**Task directions**
Leaving nothing out, set down all the data exactly.

Items listed in a dataset
=== Section Start ===

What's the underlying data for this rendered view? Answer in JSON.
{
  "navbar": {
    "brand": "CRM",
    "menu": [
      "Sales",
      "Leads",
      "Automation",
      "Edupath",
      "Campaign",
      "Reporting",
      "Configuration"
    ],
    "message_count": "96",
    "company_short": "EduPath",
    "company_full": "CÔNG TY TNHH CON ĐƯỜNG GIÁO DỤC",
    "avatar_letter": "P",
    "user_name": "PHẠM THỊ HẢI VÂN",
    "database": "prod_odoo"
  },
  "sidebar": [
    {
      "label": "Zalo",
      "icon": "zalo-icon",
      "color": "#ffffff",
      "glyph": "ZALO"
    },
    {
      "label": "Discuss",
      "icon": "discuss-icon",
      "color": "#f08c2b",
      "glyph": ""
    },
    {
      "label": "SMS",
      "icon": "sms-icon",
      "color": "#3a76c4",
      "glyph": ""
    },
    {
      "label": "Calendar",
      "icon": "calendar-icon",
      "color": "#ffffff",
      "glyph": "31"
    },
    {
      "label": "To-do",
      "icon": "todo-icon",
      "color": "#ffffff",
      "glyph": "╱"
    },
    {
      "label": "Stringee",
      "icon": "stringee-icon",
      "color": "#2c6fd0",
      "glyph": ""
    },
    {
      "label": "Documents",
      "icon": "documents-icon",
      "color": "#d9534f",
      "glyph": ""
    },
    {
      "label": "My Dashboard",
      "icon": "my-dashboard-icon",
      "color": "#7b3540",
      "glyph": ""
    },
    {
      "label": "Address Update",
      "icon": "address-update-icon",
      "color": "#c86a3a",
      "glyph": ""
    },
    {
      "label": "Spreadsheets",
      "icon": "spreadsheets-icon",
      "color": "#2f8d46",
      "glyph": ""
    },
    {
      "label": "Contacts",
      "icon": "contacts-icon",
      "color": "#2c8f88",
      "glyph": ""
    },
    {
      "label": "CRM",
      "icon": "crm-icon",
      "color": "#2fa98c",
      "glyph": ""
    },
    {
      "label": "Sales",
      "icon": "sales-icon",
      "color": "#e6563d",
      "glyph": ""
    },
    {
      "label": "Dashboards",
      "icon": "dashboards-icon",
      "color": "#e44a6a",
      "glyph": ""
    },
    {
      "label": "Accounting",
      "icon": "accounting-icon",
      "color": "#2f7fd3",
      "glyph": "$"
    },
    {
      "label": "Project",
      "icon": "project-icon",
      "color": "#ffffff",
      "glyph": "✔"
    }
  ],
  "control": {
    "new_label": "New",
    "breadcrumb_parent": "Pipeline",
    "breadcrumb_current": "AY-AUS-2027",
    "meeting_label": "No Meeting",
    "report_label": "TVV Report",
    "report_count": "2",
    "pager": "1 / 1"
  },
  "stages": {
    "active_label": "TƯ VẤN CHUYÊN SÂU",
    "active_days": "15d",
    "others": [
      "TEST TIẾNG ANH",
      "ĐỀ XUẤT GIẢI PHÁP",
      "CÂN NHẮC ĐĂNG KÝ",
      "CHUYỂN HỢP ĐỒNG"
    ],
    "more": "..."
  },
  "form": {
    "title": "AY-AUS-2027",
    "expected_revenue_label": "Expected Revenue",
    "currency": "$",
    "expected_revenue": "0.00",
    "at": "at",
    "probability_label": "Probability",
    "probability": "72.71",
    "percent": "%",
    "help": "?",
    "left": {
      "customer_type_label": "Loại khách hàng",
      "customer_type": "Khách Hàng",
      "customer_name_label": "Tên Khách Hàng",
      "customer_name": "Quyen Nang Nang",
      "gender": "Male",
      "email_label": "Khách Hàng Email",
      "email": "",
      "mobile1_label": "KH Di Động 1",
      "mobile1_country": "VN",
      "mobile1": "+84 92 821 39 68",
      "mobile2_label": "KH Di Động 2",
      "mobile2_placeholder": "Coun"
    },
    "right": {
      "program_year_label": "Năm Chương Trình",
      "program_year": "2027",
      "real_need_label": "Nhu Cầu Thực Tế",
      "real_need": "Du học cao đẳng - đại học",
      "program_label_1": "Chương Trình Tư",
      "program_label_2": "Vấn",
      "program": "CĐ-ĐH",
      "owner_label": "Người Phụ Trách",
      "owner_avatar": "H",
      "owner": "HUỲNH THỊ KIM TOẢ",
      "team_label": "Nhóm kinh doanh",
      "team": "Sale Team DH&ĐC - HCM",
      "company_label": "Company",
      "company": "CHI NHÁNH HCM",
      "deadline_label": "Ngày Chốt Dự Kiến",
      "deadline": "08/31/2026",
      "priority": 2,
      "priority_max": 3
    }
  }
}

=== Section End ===

**Finished task**
What's the underlying data for this rendered view? Answer in JSON.
{
  "navbar": {
    "brand": "CRM",
    "menu": [
      "Sales",
      "Leads",
      "Automation",
      "Edupath",
      "Campaign",
      "Reporting",
      "Configuration"
    ],
    "message_count": "96",
    "company_short": "EduPath",
    "company_full": "CÔNG TY TNHH CON ĐƯỜNG GIÁO DỤC",
    "avatar_letter": "P",
    "user_name": "PHẠM THỊ HẢI VÂN",
    "database": "prod_odoo"
  },
  "sidebar": [
    {
      "label": "Zalo",
      "icon": "zalo-icon",
      "color": "#ffffff",
      "glyph": "ZALO"
    },
    {
      "label": "Discuss",
      "icon": "discuss-icon",
      "color": "#f08c2b",
      "glyph": ""
    },
    {
      "label": "SMS",
      "icon": "sms-icon",
      "color": "#3a76c4",
      "glyph": ""
    },
    {
      "label": "Calendar",
      "icon": "calendar-icon",
      "color": "#ffffff",
      "glyph": "31"
    },
    {
      "label": "To-do",
      "icon": "todo-icon",
      "color": "#ffffff",
      "glyph": "╱"
    },
    {
      "label": "Stringee",
      "icon": "stringee-icon",
      "color": "#2c6fd0",
      "glyph": ""
    },
    {
      "label": "Documents",
      "icon": "documents-icon",
      "color": "#d9534f",
      "glyph": ""
    },
    {
      "label": "My Dashboard",
      "icon": "my-dashboard-icon",
      "color": "#7b3540",
      "glyph": ""
    },
    {
      "label": "Address Update",
      "icon": "address-update-icon",
      "color": "#c86a3a",
      "glyph": ""
    },
    {
      "label": "Spreadsheets",
      "icon": "spreadsheets-icon",
      "color": "#2f8d46",
      "glyph": ""
    },
    {
      "label": "Contacts",
      "icon": "contacts-icon",
      "color": "#2c8f88",
      "glyph": ""
    },
    {
      "label": "CRM",
      "icon": "crm-icon",
      "color": "#2fa98c",
      "glyph": ""
    },
    {
      "label": "Sales",
      "icon": "sales-icon",
      "color": "#e6563d",
      "glyph": ""
    },
    {
      "label": "Dashboards",
      "icon": "dashboards-icon",
      "color": "#e44a6a",
      "glyph": ""
    },
    {
      "label": "Accounting",
      "icon": "accounting-icon",
      "color": "#2f7fd3",
      "glyph": "$"
    },
    {
      "label": "Project",
      "icon": "project-icon",
      "color": "#ffffff",
      "glyph": "✔"
    }
  ],
  "control": {
    "new_label": "New",
    "breadcrumb_parent": "Pipeline",
    "breadcrumb_current": "AY-AUS-2027",
    "meeting_label": "No Meeting",
    "report_label": "TVV Report",
    "report_count": "2",
    "pager": "1 / 1"
  },
  "stages": {
    "active_label": "TƯ VẤN CHUYÊN SÂU",
    "active_days": "15d",
    "others": [
      "TEST TIẾNG ANH",
      "ĐỀ XUẤT GIẢI PHÁP",
      "CÂN NHẮC ĐĂNG KÝ",
      "CHUYỂN HỢP ĐỒNG"
    ],
    "more": "..."
  },
  "form": {
    "title": "AY-AUS-2027",
    "expected_revenue_label": "Expected Revenue",
    "currency": "$",
    "expected_revenue": "0.00",
    "at": "at",
    "probability_label": "Probability",
    "probability": "72.71",
    "percent": "%",
    "help": "?",
    "left": {
      "customer_type_label": "Loại khách hàng",
      "customer_type": "Khách Hàng",
      "customer_name_label": "Tên Khách Hàng",
      "customer_name": "Quyen Nang Nang",
      "gender": "Male",
      "email_label": "Khách Hàng Email",
      "email": "",
      "mobile1_label": "KH Di Động 1",
      "mobile1_country": "VN",
      "mobile1": "+84 92 821 39 68",
      "mobile2_label": "KH Di Động 2",
      "mobile2_placeholder": "Coun"
    },
    "right": {
      "program_year_label": "Năm Chương Trình",
      "program_year": "2027",
      "real_need_label": "Nhu Cầu Thực Tế",
      "real_need": "Du học cao đẳng - đại học",
      "program_label_1": "Chương Trình Tư",
      "program_label_2": "Vấn",
      "program": "CĐ-ĐH",
      "owner_label": "Người Phụ Trách",
      "owner_avatar": "H",
      "owner": "HUỲNH THỊ KIM TOẢ",
      "team_label": "Nhóm kinh doanh",
      "team": "Sale Team DH&ĐC - HCM",
      "company_label": "Company",
      "company": "CHI NHÁNH HCM",
      "deadline_label": "Ngày Chốt Dự Kiến",
      "deadline": "08/31/2026",
      "priority": 2,
      "priority_max": 3
    }
  }
}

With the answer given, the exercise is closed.